The Blog

No High School Sports Lockout, Please!

With state revenues thinned by our prolonged recession and with education funding slashed accordingly, high school sports are a logical target for the budgetary scalpel.
This post was published on the now-closed HuffPost Contributor platform. Contributors control their own work and posted freely to our site. If you need to flag this entry as abusive, send us an email.

With state revenues thinned by our prolonged recession and with education funding slashed accordingly, high school sports are a logical target for the budgetary scalpel. In tough economic times can we really afford to maintain interscholastic teams at the expense of text books, class size, and other essential academic concerns?

Certainly, if teachers and students must make do with less in our classrooms and sometimes fewer days of instruction, athletes and coaches ought not be immune to such austerity. But it would be a mistake for any district or school -- particularly those in the inner-city -- to radically curtail sports or eliminate it altogether.

Interscholastic competition is not just about the gyrations of school pride or the glory of championships; the investment of all the money and time and effort is not for the sake of a few of our athletes beating the odds to become college or professional players. In fact, those few athletes whose skills will ultimately earn them scholarships or salaries are probably those least in need of their high school teams. For many of those aspiring collegiate and professional athletes travel/club teams and other outside competitions have been as important as representing their schools. If high school athletics were eliminated or severely scaled back, those outside competitions would almost certainly expand to fill in the gaps in training and competition for the elite athletes.

It is for the rest of our high school athletes that we must maintain our programs -- to whatever degree that we can.

Sports are a powerful motivating tool for some of our most at-risk students, sometimes the only reason they come to school and make an effort in their classes. Homeless students reducing the hours of their degradation by belonging to something and excelling at it between 3:00 and 6:00 and through that seeing a future for themselves. Young men staying out -- or even geting out -- of gangs. No team I've ever coaches has won any championships and the closest any of my athletes have ever come to athletic greatness would be playing on the same 8th grade team with Russell Westbrook or in a 10 year old park league with Tyson Chandler -- or getting dunked on in the Watts Summer Games by Jordan Farmar. But greatness and large-scale recognition is not what competing is about for most high school student athletes.
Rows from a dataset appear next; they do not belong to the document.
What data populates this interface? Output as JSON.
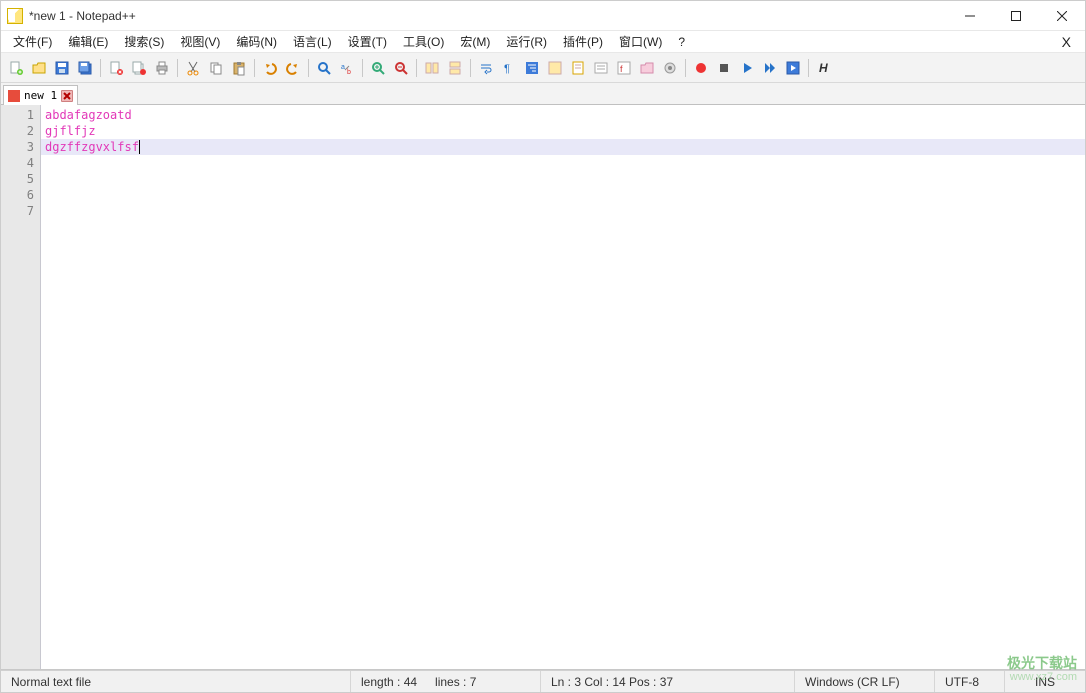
{
  "window": {
    "title": "*new 1 - Notepad++"
  },
  "menu": [
    "文件(F)",
    "编辑(E)",
    "搜索(S)",
    "视图(V)",
    "编码(N)",
    "语言(L)",
    "设置(T)",
    "工具(O)",
    "宏(M)",
    "运行(R)",
    "插件(P)",
    "窗口(W)",
    "?"
  ],
  "tabs": [
    {
      "label": "new 1",
      "modified": true
    }
  ],
  "editor": {
    "lines": [
      "abdafagzoatd",
      "gjflfjz",
      "dgzffzgvxlfsf",
      "",
      "",
      "",
      ""
    ],
    "current_line_index": 2
  },
  "status": {
    "left": "Normal text file",
    "length_label": "length : 44",
    "lines_label": "lines : 7",
    "pos_label": "Ln : 3    Col : 14    Pos : 37",
    "eol": "Windows (CR LF)",
    "encoding": "UTF-8",
    "mode": "INS"
  },
  "watermark": {
    "line1": "极光下载站",
    "line2": "www.xz7.com"
  }
}
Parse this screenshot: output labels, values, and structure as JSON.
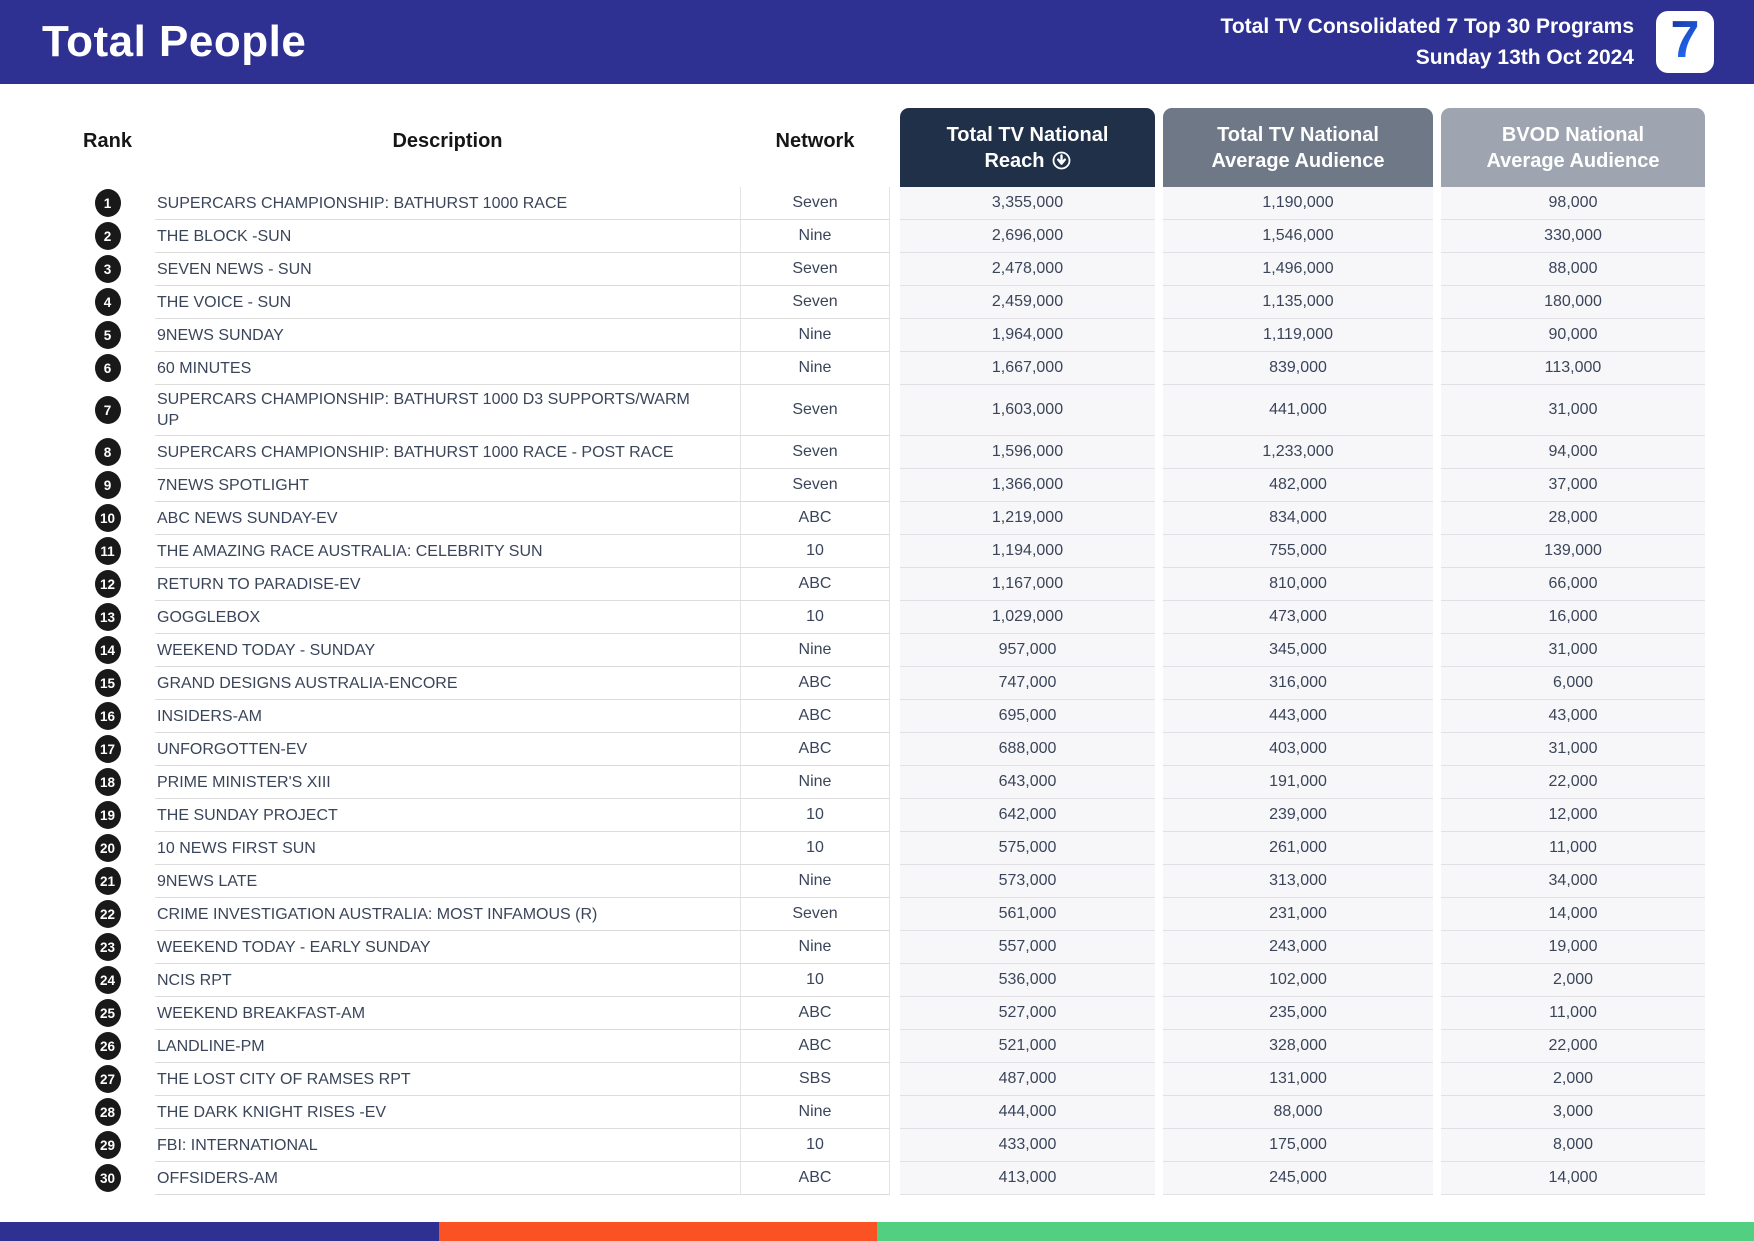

It's about learning to deal with stress without getting violent, without giving up. It's about getting along with other people and supporting a school culture of diversity and peace. A school police officer once told me that after twenty years on the job he saw a direct correlation between the strength of a school's football program and its risk of racial violence. A diverse football team, he said, tends to enforce tolerance among the rest of the students.

Athletics are considered extra-curricular activities, but like many so-called extra-curriculars, they should not -- if done right -- be considered extra-curricular at all. The lessons learned in practice and during competition -- the beauty and reward of hard-work, the mental and physical discipline to push past one's perceived limitations and play through adversity and stand tall in defeat, the teamwork and endurance and the understanding of one's weaknesses along with the willingness to do what it takes to overcome those weaknesses -- these lessons are as important to individual success after graduation as any part of any academic subject

Which is probably the core reasoning behind Title IX--the education law intended to ensure that young women have equal access to these competition-inspired lessons.

For more than two years now, despite continual budget cuts, the Los Angeles City Section -- where I am a coach and athletic director -- has been, like high school athletic associations throughout the country, working hard to preserve sports among its member high schools.

Last year, Nike and the LA84 Foundation made a one-time donation that saved anywhere from one-third to one-half of our section's teams. Nike's gift was not given on behalf of any of the teams that play on television wearing the Nike symbol (those weren't the teams that would have been cut). The money saved teams made up of athletes who will probably never play on television but who are, more than anyone, playing for their collective futures.

I just hope their teams have a future.

Popular in the Community